A cloned Eimeria acervulina gene (3-1E) was used to vaccinate chickens in ovo against coccidiosis, both alone and in combination with genes encoding interleukin (IL)-1, IL-2, IL-6, IL-8, IL-15, IL-16, IL-17, IL-18, or interferon (IFN)-gamma. Vaccination efficacy was assessed by increased serum anti-3-1E antibody titers, reduced fecal oocyst shedding, and enhanced body weight gain following experimental infection with E. acervulina. When used alone, anti-3-1E antibody titers were transiently, but reproducibly, increased at 2 wk and 3 wk posthatching in a dose-dependent manner. Similarly, significantly reduced oocyst shedding and increased weight gain were observed at relatively high-dose 3-1E vaccinations (>= 25 mu g/egg). Combined immunization with the 3-1E and IL-1, IL-2, IL-15, or IFN-gamma genes induced higher serum antibody responses compared with immunization with 3-1E alone. Following parasite infection, chickens hatched from embryos given the 3-1E gene plus the IL-2 or IL-15 genes displayed significantly reduced oocyst shedding compared with those given 3-1E alone, while 3-1E plus IL-15 or IFN-gamma significantly increased weight gain compared with administration of 3-1E alone. Taken together, these results indicate that in ovo immunization with a recombinant Eimeria gene in conjunction with cytokine adjuvants stimulates protective intestinal immunity against coccidiosis.
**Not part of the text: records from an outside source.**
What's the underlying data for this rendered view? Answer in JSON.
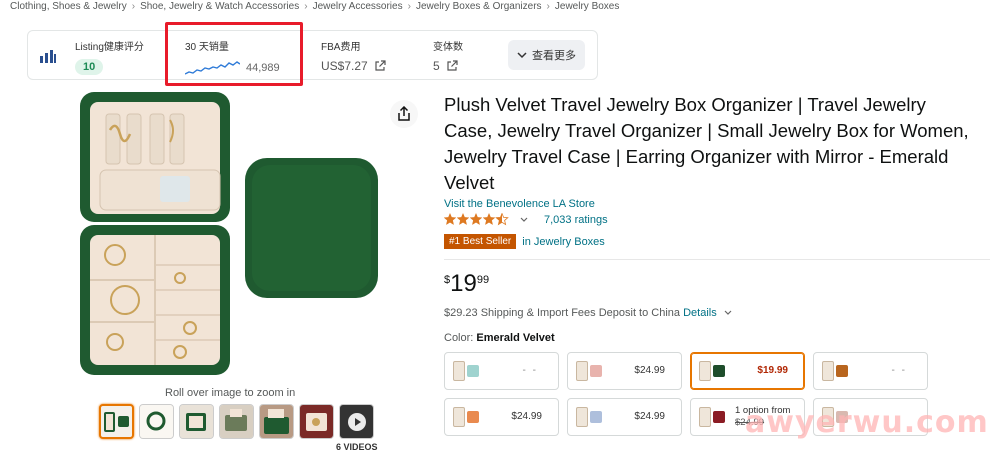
{
  "breadcrumb": [
    "Clothing, Shoes & Jewelry",
    "Shoe, Jewelry & Watch Accessories",
    "Jewelry Accessories",
    "Jewelry Boxes & Organizers",
    "Jewelry Boxes"
  ],
  "breadcrumb_sep": "›",
  "ext_bar": {
    "logo_icon": "bar-chart-icon",
    "listing_label": "Listing健康评分",
    "listing_score": "10",
    "sales_label": "30 天销量",
    "sales_value": "44,989",
    "fba_label": "FBA费用",
    "fba_value": "US$7.27",
    "variants_label": "变体数",
    "variants_value": "5",
    "more_label": "查看更多"
  },
  "gallery": {
    "zoom_hint": "Roll over image to zoom in",
    "videos_label": "6 VIDEOS"
  },
  "product": {
    "title": "Plush Velvet Travel Jewelry Box Organizer | Travel Jewelry Case, Jewelry Travel Organizer | Small Jewelry Box for Women, Jewelry Travel Case | Earring Organizer with Mirror - Emerald Velvet",
    "store_link": "Visit the Benevolence LA Store",
    "rating_stars": 4.5,
    "rating_count": "7,033 ratings",
    "best_seller_badge": "#1 Best Seller",
    "best_seller_category": "in Jewelry Boxes",
    "price_symbol": "$",
    "price_whole": "19",
    "price_fraction": "99",
    "shipping_text": "$29.23 Shipping & Import Fees Deposit to China",
    "shipping_details": "Details",
    "color_label": "Color:",
    "color_value": "Emerald Velvet"
  },
  "swatches": [
    {
      "color": "#9fd3cf",
      "price": "- -",
      "selected": false
    },
    {
      "color": "#e8b3ad",
      "price": "$24.99",
      "selected": false
    },
    {
      "color": "#1e4d2b",
      "price": "$19.99",
      "selected": true
    },
    {
      "color": "#b8651e",
      "price": "- -",
      "selected": false
    },
    {
      "color": "#e98a4f",
      "price": "$24.99",
      "selected": false
    },
    {
      "color": "#aebfdc",
      "price": "$24.99",
      "selected": false
    },
    {
      "color": "#8b1c24",
      "option_text": "1 option from",
      "price": "$24.99",
      "selected": false
    },
    {
      "color": "#d9b9b0",
      "price": "",
      "selected": false
    }
  ],
  "watermark": "awyerwu.com",
  "colors": {
    "accent_red": "#e81b2a",
    "link": "#007185",
    "star": "#de7921",
    "best_seller": "#c45500",
    "selected_outline": "#e77600",
    "emerald": "#1e5631"
  }
}
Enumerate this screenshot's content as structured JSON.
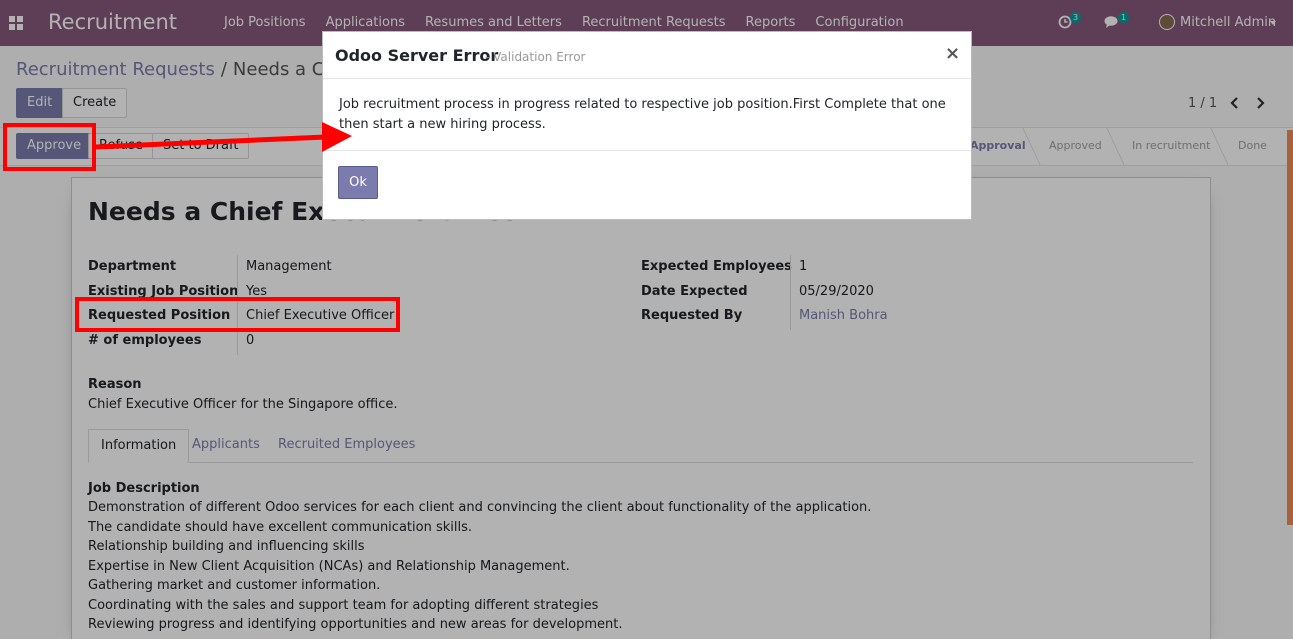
{
  "navbar": {
    "app_title": "Recruitment",
    "menu": [
      "Job Positions",
      "Applications",
      "Resumes and Letters",
      "Recruitment Requests",
      "Reports",
      "Configuration"
    ],
    "activity_count": "3",
    "message_count": "1",
    "user_name": "Mitchell Admin"
  },
  "breadcrumb": {
    "parent": "Recruitment Requests",
    "separator": "/",
    "current": "Needs a Chief Executive Officer"
  },
  "buttons": {
    "edit": "Edit",
    "create": "Create",
    "approve": "Approve",
    "refuse": "Refuse",
    "set_to_draft": "Set to Draft"
  },
  "pager": {
    "value": "1 / 1"
  },
  "statusbar": [
    "Approval",
    "Approved",
    "In recruitment",
    "Done"
  ],
  "statusbar_active": "Approval",
  "form": {
    "title": "Needs a Chief Executive Officer",
    "left_fields": [
      {
        "label": "Department",
        "value": "Management"
      },
      {
        "label": "Existing Job Position",
        "value": "Yes"
      },
      {
        "label": "Requested Position",
        "value": "Chief Executive Officer"
      },
      {
        "label": "# of employees",
        "value": "0"
      }
    ],
    "right_fields": [
      {
        "label": "Expected Employees",
        "value": "1"
      },
      {
        "label": "Date Expected",
        "value": "05/29/2020"
      },
      {
        "label": "Requested By",
        "value": "Manish Bohra"
      }
    ],
    "reason_label": "Reason",
    "reason_text": "Chief Executive Officer for the Singapore office.",
    "tabs": [
      "Information",
      "Applicants",
      "Recruited Employees"
    ],
    "job_description_label": "Job Description",
    "job_description": [
      "Demonstration of different Odoo services for each client and convincing the client about functionality of the application.",
      "The candidate should have excellent communication skills.",
      "Relationship building and influencing skills",
      "Expertise in New Client Acquisition (NCAs) and Relationship Management.",
      "Gathering market and customer information.",
      "Coordinating with the sales and support team for adopting different strategies",
      "Reviewing progress and identifying opportunities and new areas for development."
    ]
  },
  "dialog": {
    "title": "Odoo Server Error",
    "subtitle": "- Validation Error",
    "close_glyph": "×",
    "message": "Job recruitment process in progress related to respective job position.First Complete that one then start a new hiring process.",
    "ok_label": "Ok"
  },
  "colors": {
    "navbar": "#875a7b",
    "primary": "#7c7bad",
    "annotation": "#ff0000"
  }
}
Ducks have played an important role in the emergence of H5N1 subtype of highly pathogenic avian influenza (HPAI), and the development of an effective vaccine against HPAI in ducks is a top priority. It has been shown that a recombinant fowlpox virus (FPV)-vectored vaccine can provide protection against HPAI in ducks. In this study, a recombinant fowlpox virus (rFPV-AIH5AIL6) coexpressing the haemagglutinin (HA) gene of the H5N1 subtype of the avian influenza virus (AIV) and chicken interleukin 6 gene was constructed and tested in Gaoyou and cherry valley ducks to evaluate the immune response in ducks. These animal studies demonstrated that rFPV-AIH5AIL6 induced a higher anti-AIV HI antibody response, an enhanced lymphocyte proliferation response, an elevated immune protection, and a reduction in virus shedding compared to a recombinant fowlpox virus expressing the HA gene alone (rFPV-SYHA). These data indicate that rFPV-AIH5AIL6 may be a potential vaccine against the H5 subtype of avian influenza in ducks and chicken interleukin 6 may be an effective adjuvant for increasing the immunogenicity of FPV-vectored AIV vaccines in ducks.